Having lots of these kinds of assets may eventually require a bank to use capital to absorb losses, shrinking its buffer of equity. It also means that there are likely to be many assets that are in non-accrual status and no longer earning money, resulting in diminished earnings and potentially more risk of a future failure.

Centera Bank beat out the national average of 37.49 on Bankrate's asset quality test, racking up 40 out of a possible 40 points .

The percentage of problem assets a bank holds compared to its total assets is a useful indicator of asset quality.As of December 31, 2017, 0.06 percent of Centera Bank's loans were noncurrent, meaning they were more than 90 days past due or were in non-accrual status. That's below the national average of 1.01 percent.

Banks keep a reserve to handle troubled assets known as an "allowance for loan and lease losses." How large that reserve is can be a useful indicator when evaluating a bank's ability to manage troubled assets, especially when compared to the total amount of problem loans. Centera Bank's loan loss allowance was 2,324.39 percent of its total noncurrent loans, higher than the national average. All else being equal, the higher the ratio of loan loss allowance to noncurrent loans, the better.

Earnings score

A bank's ability to earn money has an effect on its safety and soundness. A bank can retain its earnings, giving a boost to its capital buffer, or use them to deal with problematic loans, likely making the bank more resilient in tough times. Conversely, losses reduce a bank's ability to do those things.

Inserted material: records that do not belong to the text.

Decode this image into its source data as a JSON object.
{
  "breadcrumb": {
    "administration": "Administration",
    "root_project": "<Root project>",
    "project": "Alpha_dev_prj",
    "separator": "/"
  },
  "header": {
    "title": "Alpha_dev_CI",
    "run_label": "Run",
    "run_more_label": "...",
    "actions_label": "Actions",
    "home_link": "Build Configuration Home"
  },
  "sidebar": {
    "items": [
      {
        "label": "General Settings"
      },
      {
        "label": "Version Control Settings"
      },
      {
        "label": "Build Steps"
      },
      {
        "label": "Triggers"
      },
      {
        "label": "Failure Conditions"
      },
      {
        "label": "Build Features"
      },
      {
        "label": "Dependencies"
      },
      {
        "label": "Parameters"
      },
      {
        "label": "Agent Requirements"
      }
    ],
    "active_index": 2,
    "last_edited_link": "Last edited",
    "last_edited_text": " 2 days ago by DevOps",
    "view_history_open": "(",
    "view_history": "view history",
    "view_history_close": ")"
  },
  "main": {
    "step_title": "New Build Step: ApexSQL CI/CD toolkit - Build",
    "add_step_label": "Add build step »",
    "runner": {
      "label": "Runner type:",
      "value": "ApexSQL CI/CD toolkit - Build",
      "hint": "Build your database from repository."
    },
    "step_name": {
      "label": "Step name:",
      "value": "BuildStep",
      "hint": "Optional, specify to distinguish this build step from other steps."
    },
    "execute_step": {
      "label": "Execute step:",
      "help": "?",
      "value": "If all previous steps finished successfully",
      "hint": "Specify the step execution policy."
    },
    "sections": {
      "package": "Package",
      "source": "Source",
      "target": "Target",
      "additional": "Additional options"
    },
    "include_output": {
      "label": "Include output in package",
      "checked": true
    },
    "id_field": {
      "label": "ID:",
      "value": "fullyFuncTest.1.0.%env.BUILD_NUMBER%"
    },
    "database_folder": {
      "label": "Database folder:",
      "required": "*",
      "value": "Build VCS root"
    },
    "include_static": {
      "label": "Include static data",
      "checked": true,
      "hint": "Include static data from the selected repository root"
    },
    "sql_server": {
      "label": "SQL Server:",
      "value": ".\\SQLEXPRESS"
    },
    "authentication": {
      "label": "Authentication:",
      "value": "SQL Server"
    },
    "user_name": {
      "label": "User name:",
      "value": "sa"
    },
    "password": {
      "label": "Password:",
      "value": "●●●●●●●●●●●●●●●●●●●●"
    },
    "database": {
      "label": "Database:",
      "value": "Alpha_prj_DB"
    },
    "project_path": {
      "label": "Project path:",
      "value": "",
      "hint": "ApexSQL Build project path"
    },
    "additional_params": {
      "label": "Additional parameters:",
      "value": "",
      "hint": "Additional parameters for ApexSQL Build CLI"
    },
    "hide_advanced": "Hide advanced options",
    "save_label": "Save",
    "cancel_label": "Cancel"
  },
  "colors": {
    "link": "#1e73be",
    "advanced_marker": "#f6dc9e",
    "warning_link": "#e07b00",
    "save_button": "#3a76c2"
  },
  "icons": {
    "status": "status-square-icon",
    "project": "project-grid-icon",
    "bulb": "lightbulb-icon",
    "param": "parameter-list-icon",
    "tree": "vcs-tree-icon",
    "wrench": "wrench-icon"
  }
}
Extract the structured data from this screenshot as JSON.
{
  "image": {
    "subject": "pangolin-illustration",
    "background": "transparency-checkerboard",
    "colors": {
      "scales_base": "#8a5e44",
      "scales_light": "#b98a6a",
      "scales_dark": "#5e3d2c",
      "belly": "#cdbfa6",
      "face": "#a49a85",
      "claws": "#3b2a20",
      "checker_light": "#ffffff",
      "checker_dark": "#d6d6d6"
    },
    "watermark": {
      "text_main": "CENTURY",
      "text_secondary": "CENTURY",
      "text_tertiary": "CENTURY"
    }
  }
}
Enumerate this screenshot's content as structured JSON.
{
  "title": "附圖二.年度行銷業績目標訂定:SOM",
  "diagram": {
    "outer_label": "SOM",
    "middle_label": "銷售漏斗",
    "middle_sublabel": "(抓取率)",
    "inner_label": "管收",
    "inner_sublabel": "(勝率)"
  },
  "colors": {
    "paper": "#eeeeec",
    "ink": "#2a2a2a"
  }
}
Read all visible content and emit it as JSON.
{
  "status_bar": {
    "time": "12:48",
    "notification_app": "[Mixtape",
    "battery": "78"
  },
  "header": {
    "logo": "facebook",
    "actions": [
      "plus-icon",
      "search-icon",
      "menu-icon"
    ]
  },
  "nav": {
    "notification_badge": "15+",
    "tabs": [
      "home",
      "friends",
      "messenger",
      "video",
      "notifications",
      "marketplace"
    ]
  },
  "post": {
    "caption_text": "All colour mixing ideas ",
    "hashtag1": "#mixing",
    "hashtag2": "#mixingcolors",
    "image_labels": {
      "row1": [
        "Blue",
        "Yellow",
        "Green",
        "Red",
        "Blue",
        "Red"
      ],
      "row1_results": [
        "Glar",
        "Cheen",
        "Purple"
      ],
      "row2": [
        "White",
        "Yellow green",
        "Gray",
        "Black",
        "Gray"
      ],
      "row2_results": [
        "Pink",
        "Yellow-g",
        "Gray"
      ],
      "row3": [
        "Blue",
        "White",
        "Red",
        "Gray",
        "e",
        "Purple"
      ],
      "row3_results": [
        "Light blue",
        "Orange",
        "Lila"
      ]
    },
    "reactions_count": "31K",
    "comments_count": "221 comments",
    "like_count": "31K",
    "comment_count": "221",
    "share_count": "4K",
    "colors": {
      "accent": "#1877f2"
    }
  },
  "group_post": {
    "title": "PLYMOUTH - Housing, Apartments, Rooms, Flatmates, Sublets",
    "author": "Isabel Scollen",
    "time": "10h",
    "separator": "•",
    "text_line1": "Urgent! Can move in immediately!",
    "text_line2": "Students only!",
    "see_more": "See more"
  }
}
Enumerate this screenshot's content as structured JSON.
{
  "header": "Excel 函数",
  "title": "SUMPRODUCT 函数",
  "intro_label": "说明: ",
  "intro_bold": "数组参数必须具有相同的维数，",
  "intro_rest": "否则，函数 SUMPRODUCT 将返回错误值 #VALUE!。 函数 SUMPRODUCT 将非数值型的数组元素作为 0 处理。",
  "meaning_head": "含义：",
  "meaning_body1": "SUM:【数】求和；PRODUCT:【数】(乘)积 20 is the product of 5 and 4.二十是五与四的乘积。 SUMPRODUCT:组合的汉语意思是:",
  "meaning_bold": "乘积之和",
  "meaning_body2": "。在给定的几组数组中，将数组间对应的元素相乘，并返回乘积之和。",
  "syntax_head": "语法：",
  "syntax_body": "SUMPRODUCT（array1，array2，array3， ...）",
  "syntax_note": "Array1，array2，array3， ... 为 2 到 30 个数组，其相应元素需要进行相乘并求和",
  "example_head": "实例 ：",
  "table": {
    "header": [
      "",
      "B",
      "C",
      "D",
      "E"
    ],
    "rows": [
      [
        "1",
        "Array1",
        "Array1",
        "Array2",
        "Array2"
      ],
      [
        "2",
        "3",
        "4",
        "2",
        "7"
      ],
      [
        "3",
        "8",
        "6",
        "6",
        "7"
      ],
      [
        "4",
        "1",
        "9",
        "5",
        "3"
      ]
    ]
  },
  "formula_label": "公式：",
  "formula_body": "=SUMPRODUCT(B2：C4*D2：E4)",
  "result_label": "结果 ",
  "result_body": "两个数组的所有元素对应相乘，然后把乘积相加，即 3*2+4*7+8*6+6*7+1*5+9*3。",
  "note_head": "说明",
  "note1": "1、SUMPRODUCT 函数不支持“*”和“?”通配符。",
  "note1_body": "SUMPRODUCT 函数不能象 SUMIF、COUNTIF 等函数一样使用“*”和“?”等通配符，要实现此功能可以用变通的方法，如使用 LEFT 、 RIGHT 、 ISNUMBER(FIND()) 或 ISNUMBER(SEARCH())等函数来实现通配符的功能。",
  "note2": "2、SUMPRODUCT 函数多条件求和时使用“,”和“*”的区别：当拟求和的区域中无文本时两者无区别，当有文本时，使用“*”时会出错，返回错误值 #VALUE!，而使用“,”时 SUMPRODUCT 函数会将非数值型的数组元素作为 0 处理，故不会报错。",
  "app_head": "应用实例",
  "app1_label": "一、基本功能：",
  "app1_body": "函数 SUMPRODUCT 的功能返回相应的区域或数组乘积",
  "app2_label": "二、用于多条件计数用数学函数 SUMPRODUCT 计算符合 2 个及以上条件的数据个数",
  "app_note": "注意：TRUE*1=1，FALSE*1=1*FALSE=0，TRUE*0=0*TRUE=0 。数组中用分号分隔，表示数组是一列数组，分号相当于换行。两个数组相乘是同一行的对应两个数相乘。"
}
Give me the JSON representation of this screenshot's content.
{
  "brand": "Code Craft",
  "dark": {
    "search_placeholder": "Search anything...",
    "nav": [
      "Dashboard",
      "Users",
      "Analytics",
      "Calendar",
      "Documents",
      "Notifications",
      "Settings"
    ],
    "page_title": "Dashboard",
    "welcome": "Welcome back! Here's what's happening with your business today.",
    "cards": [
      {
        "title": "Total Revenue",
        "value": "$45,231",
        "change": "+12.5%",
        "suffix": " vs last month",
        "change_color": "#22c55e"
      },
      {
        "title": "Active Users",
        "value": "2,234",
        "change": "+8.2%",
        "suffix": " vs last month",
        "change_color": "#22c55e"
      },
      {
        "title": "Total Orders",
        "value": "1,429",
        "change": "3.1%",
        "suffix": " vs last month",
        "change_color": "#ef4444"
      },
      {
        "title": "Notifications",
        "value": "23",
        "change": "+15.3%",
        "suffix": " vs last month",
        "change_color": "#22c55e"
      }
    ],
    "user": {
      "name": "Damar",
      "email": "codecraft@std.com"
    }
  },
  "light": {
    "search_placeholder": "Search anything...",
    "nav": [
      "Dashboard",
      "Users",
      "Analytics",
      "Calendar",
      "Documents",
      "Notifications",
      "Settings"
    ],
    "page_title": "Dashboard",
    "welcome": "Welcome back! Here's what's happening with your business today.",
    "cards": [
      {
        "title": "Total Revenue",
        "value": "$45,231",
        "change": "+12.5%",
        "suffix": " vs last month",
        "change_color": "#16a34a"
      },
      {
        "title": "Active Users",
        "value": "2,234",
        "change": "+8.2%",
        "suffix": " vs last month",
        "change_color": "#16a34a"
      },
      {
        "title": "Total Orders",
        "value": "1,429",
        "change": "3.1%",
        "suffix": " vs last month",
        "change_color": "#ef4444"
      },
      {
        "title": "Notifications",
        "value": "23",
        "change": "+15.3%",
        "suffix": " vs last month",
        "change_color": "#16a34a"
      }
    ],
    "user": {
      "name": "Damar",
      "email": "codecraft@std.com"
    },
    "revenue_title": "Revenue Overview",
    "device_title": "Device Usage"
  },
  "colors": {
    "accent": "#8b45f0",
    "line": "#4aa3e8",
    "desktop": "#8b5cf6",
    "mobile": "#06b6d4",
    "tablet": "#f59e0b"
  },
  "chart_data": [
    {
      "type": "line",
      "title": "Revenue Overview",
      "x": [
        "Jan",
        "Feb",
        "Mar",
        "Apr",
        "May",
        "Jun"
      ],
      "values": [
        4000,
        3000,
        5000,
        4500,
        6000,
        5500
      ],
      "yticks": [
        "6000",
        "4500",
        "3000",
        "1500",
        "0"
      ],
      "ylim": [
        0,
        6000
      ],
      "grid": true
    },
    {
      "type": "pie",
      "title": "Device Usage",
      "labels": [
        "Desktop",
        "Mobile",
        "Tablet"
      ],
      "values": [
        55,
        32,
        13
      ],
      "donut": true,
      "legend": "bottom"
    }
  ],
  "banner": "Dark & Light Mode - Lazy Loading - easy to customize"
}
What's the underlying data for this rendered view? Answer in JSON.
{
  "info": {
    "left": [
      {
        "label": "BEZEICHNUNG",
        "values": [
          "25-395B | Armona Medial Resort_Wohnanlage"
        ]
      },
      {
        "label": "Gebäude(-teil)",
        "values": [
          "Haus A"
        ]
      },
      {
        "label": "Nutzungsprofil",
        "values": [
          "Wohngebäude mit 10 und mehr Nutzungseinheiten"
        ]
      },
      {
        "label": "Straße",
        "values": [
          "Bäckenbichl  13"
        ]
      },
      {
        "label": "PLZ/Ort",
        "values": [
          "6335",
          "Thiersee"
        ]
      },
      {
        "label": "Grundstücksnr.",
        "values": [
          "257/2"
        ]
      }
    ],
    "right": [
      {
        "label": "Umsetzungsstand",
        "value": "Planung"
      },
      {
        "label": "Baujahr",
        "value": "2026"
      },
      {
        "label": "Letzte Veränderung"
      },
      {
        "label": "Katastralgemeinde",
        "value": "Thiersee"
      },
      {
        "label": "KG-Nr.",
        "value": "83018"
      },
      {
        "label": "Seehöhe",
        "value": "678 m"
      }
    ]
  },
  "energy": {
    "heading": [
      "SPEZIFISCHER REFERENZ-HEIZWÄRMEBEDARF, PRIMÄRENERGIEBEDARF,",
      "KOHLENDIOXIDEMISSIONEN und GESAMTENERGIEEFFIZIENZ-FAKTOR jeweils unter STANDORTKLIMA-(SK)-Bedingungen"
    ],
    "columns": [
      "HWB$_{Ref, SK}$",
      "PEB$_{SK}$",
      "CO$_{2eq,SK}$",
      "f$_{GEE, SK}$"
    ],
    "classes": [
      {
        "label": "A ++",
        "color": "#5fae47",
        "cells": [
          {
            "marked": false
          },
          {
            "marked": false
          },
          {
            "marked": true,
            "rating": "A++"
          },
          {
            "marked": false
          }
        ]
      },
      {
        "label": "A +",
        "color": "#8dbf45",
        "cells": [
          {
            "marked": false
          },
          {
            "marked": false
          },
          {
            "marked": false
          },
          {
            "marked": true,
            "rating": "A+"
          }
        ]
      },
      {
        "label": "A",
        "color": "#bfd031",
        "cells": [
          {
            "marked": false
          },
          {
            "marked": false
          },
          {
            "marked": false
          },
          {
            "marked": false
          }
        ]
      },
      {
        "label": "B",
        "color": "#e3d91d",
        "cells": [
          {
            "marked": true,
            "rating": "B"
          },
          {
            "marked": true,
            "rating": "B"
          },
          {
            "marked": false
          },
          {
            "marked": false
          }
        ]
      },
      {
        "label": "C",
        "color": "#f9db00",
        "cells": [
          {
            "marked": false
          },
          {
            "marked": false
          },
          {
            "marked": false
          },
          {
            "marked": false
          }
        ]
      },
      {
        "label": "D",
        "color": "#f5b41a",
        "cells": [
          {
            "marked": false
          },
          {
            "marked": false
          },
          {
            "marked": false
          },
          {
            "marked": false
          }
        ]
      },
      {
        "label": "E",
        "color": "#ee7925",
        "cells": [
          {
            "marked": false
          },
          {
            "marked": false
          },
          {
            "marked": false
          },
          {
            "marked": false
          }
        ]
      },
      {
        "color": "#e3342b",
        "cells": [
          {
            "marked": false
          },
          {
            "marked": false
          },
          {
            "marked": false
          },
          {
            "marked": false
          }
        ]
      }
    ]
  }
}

Centera Bank outperformed the average on Bankrate's test of earnings, achieving a score of 22 out of a possible 30.

One widely used measure of a bank's earnings is return on equity, calculated by dividing net income (profit, basically) by total equity. The most recent annualized quarterly return on equity for Centera Bank was 13.34 percent, above the national average of 8.10 percent.

The bank reported net income of $3.2 million on total equity of $24.0 million for the twelve months ended December 31, 2017. The bank experienced an annualized return on average assets, or ROA, of 1.19 percent, above the 1 percent deemed satisfactory in accordance with industry standards, and above the average for U.S. banks of 1.00 percent.

WHAT IS SAFE & SOUND?

Bankrate.com's Safe & Sound Ratings provide a star rating system to evaluate the current financial status of financial institutions. The information gathered about banks, credit unions and thrifts is updated as set forth in the Terms of Use of Safe & Sound Ratings and Reports. The Safe & Sound Ratings information is grouped by categories of banks, thrifts and credit unions.

Scoring methodology

Bankrate.com evaluates the financial condition of institutions and assigns a one- to five-star rating for each with five stars representing the highest rating. Institutions with satisfactory performance will generally receive a rating of three or more stars. The majority of institutions fall into the three- to four-star range. An institution with an "NR" rating may be too new to rate or may have limited the publicly available information in their regulatory filings. The "NR" is not an indication of financial strength or weakness. The Safe & Sound rating is believed to be reliable, but the information is not guaranteed. In addition, events since the information was collected may have altered the institution's financial condition.